++++ Data ++++

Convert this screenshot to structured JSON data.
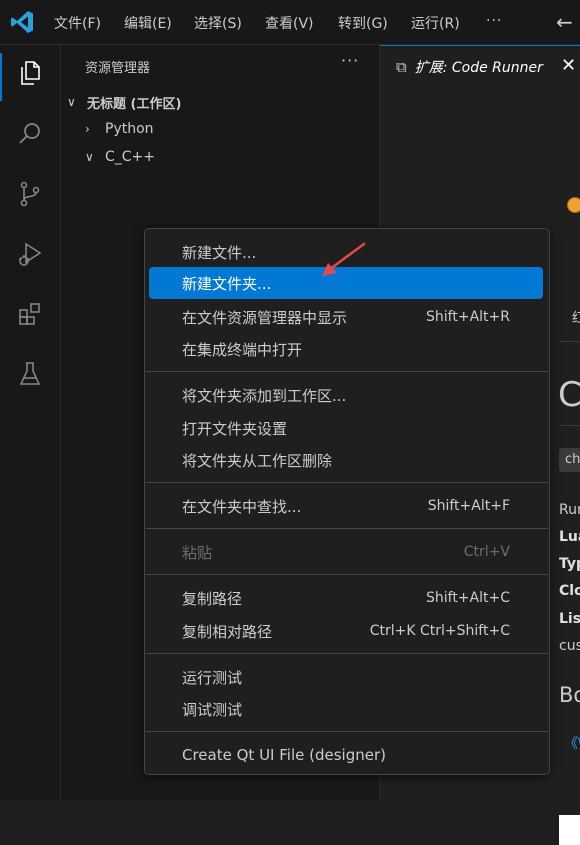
{
  "menubar": {
    "items": [
      "文件(F)",
      "编辑(E)",
      "选择(S)",
      "查看(V)",
      "转到(G)",
      "运行(R)"
    ],
    "more": "···",
    "back_icon": "arrow-left-icon"
  },
  "activitybar": {
    "icons": [
      "explorer-icon",
      "search-icon",
      "source-control-icon",
      "run-debug-icon",
      "extensions-icon",
      "testing-icon"
    ],
    "active_color": "#0078d4"
  },
  "sidebar": {
    "title": "资源管理器",
    "more": "···",
    "workspace": "无标题 (工作区)",
    "folders": [
      {
        "label": "Python",
        "expanded": false
      },
      {
        "label": "C_C++",
        "expanded": true
      }
    ]
  },
  "editor": {
    "tab": {
      "prefix": "扩展:",
      "name": "Code Runner",
      "close": "✕"
    },
    "fragments": {
      "small_glyph": "红",
      "big_letter": "C",
      "chip": "ch",
      "line1": "Rur",
      "bold1": "Lua",
      "bold2": "Typ",
      "bold3": "Clo",
      "bold4": "Lis",
      "line2": "cus",
      "heading": "Bo",
      "link": "《\\"
    }
  },
  "context_menu": {
    "items": [
      {
        "label": "新建文件...",
        "shortcut": ""
      },
      {
        "label": "新建文件夹...",
        "shortcut": "",
        "selected": true
      },
      {
        "label": "在文件资源管理器中显示",
        "shortcut": "Shift+Alt+R"
      },
      {
        "label": "在集成终端中打开",
        "shortcut": ""
      },
      {
        "label": "将文件夹添加到工作区...",
        "shortcut": ""
      },
      {
        "label": "打开文件夹设置",
        "shortcut": ""
      },
      {
        "label": "将文件夹从工作区删除",
        "shortcut": ""
      },
      {
        "label": "在文件夹中查找...",
        "shortcut": "Shift+Alt+F"
      },
      {
        "label": "粘贴",
        "shortcut": "Ctrl+V",
        "disabled": true
      },
      {
        "label": "复制路径",
        "shortcut": "Shift+Alt+C"
      },
      {
        "label": "复制相对路径",
        "shortcut": "Ctrl+K Ctrl+Shift+C"
      },
      {
        "label": "运行测试",
        "shortcut": ""
      },
      {
        "label": "调试测试",
        "shortcut": ""
      },
      {
        "label": "Create Qt UI File (designer)",
        "shortcut": ""
      }
    ],
    "highlight_color": "#0078d4",
    "annotation_arrow_color": "#e5484d"
  }
}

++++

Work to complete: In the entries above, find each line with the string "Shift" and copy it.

Task output:
        "shortcut": "Shift+Alt+R"
        "shortcut": "Shift+Alt+F"
        "shortcut": "Shift+Alt+C"
        "shortcut": "Ctrl+K Ctrl+Shift+C"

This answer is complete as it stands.